Every entry in the data below needs to be repeated exactly.
** Opening DATA TO PROCESS block **
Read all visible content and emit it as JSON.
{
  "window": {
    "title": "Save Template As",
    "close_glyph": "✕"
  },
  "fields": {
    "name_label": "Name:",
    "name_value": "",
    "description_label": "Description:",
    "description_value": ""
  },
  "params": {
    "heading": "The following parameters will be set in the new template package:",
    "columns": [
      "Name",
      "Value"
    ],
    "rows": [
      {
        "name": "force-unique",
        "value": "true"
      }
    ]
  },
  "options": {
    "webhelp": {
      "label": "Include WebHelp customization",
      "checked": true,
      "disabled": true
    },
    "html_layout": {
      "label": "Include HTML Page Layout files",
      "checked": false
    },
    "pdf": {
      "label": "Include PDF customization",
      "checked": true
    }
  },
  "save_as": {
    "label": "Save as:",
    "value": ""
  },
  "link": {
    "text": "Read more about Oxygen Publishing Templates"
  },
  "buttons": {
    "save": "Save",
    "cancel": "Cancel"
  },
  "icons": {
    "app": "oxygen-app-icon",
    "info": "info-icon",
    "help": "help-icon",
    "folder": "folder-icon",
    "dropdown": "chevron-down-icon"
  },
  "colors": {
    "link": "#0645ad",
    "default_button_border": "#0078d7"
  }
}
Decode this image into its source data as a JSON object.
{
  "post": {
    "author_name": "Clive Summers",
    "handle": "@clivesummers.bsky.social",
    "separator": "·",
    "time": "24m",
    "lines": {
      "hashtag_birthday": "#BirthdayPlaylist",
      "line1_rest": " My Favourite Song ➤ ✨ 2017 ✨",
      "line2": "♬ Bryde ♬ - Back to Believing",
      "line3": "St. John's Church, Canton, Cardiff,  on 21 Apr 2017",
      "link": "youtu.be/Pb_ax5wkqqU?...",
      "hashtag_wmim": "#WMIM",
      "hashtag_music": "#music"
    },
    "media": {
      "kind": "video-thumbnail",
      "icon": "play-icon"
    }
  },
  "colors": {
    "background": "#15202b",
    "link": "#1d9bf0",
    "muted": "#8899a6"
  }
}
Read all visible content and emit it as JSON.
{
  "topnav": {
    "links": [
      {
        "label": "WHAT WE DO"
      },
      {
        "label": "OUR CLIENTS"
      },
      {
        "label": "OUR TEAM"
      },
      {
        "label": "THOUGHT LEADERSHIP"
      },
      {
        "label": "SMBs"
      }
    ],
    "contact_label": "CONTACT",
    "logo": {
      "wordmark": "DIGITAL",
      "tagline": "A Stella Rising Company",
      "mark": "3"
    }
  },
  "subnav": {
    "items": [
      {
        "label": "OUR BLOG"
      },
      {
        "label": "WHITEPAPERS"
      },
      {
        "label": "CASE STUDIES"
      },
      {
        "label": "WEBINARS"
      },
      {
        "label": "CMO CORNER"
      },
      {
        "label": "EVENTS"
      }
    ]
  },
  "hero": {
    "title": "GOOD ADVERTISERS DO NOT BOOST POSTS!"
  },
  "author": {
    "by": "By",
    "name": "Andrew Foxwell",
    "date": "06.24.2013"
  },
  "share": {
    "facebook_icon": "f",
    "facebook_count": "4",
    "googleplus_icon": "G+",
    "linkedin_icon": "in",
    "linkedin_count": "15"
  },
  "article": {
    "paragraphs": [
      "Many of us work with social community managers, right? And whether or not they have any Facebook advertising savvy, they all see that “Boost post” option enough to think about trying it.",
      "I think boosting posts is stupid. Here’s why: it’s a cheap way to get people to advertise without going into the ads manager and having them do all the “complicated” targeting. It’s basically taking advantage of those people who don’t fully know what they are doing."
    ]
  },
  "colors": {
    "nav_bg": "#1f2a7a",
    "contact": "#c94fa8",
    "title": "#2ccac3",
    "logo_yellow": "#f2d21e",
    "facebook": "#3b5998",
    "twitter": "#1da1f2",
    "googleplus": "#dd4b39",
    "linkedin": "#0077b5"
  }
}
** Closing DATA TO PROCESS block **
• [WORKED SOLUTION]:
Read all visible content and emit it as JSON.
{
  "window": {
    "title": "Save Template As",
    "close_glyph": "✕"
  },
  "fields": {
    "name_label": "Name:",
    "name_value": "",
    "description_label": "Description:",
    "description_value": ""
  },
  "params": {
    "heading": "The following parameters will be set in the new template package:",
    "columns": [
      "Name",
      "Value"
    ],
    "rows": [
      {
        "name": "force-unique",
        "value": "true"
      }
    ]
  },
  "options": {
    "webhelp": {
      "label": "Include WebHelp customization",
      "checked": true,
      "disabled": true
    },
    "html_layout": {
      "label": "Include HTML Page Layout files",
      "checked": false
    },
    "pdf": {
      "label": "Include PDF customization",
      "checked": true
    }
  },
  "save_as": {
    "label": "Save as:",
    "value": ""
  },
  "link": {
    "text": "Read more about Oxygen Publishing Templates"
  },
  "buttons": {
    "save": "Save",
    "cancel": "Cancel"
  },
  "icons": {
    "app": "oxygen-app-icon",
    "info": "info-icon",
    "help": "help-icon",
    "folder": "folder-icon",
    "dropdown": "chevron-down-icon"
  },
  "colors": {
    "link": "#0645ad",
    "default_button_border": "#0078d7"
  }
}
Decode this image into its source data as a JSON object.
{
  "post": {
    "author_name": "Clive Summers",
    "handle": "@clivesummers.bsky.social",
    "separator": "·",
    "time": "24m",
    "lines": {
      "hashtag_birthday": "#BirthdayPlaylist",
      "line1_rest": " My Favourite Song ➤ ✨ 2017 ✨",
      "line2": "♬ Bryde ♬ - Back to Believing",
      "line3": "St. John's Church, Canton, Cardiff,  on 21 Apr 2017",
      "link": "youtu.be/Pb_ax5wkqqU?...",
      "hashtag_wmim": "#WMIM",
      "hashtag_music": "#music"
    },
    "media": {
      "kind": "video-thumbnail",
      "icon": "play-icon"
    }
  },
  "colors": {
    "background": "#15202b",
    "link": "#1d9bf0",
    "muted": "#8899a6"
  }
}
Read all visible content and emit it as JSON.
{
  "topnav": {
    "links": [
      {
        "label": "WHAT WE DO"
      },
      {
        "label": "OUR CLIENTS"
      },
      {
        "label": "OUR TEAM"
      },
      {
        "label": "THOUGHT LEADERSHIP"
      },
      {
        "label": "SMBs"
      }
    ],
    "contact_label": "CONTACT",
    "logo": {
      "wordmark": "DIGITAL",
      "tagline": "A Stella Rising Company",
      "mark": "3"
    }
  },
  "subnav": {
    "items": [
      {
        "label": "OUR BLOG"
      },
      {
        "label": "WHITEPAPERS"
      },
      {
        "label": "CASE STUDIES"
      },
      {
        "label": "WEBINARS"
      },
      {
        "label": "CMO CORNER"
      },
      {
        "label": "EVENTS"
      }
    ]
  },
  "hero": {
    "title": "GOOD ADVERTISERS DO NOT BOOST POSTS!"
  },
  "author": {
    "by": "By",
    "name": "Andrew Foxwell",
    "date": "06.24.2013"
  },
  "share": {
    "facebook_icon": "f",
    "facebook_count": "4",
    "googleplus_icon": "G+",
    "linkedin_icon": "in",
    "linkedin_count": "15"
  },
  "article": {
    "paragraphs": [
      "Many of us work with social community managers, right? And whether or not they have any Facebook advertising savvy, they all see that “Boost post” option enough to think about trying it.",
      "I think boosting posts is stupid. Here’s why: it’s a cheap way to get people to advertise without going into the ads manager and having them do all the “complicated” targeting. It’s basically taking advantage of those people who don’t fully know what they are doing."
    ]
  },
  "colors": {
    "nav_bg": "#1f2a7a",
    "contact": "#c94fa8",
    "title": "#2ccac3",
    "logo_yellow": "#f2d21e",
    "facebook": "#3b5998",
    "twitter": "#1da1f2",
    "googleplus": "#dd4b39",
    "linkedin": "#0077b5"
  }
}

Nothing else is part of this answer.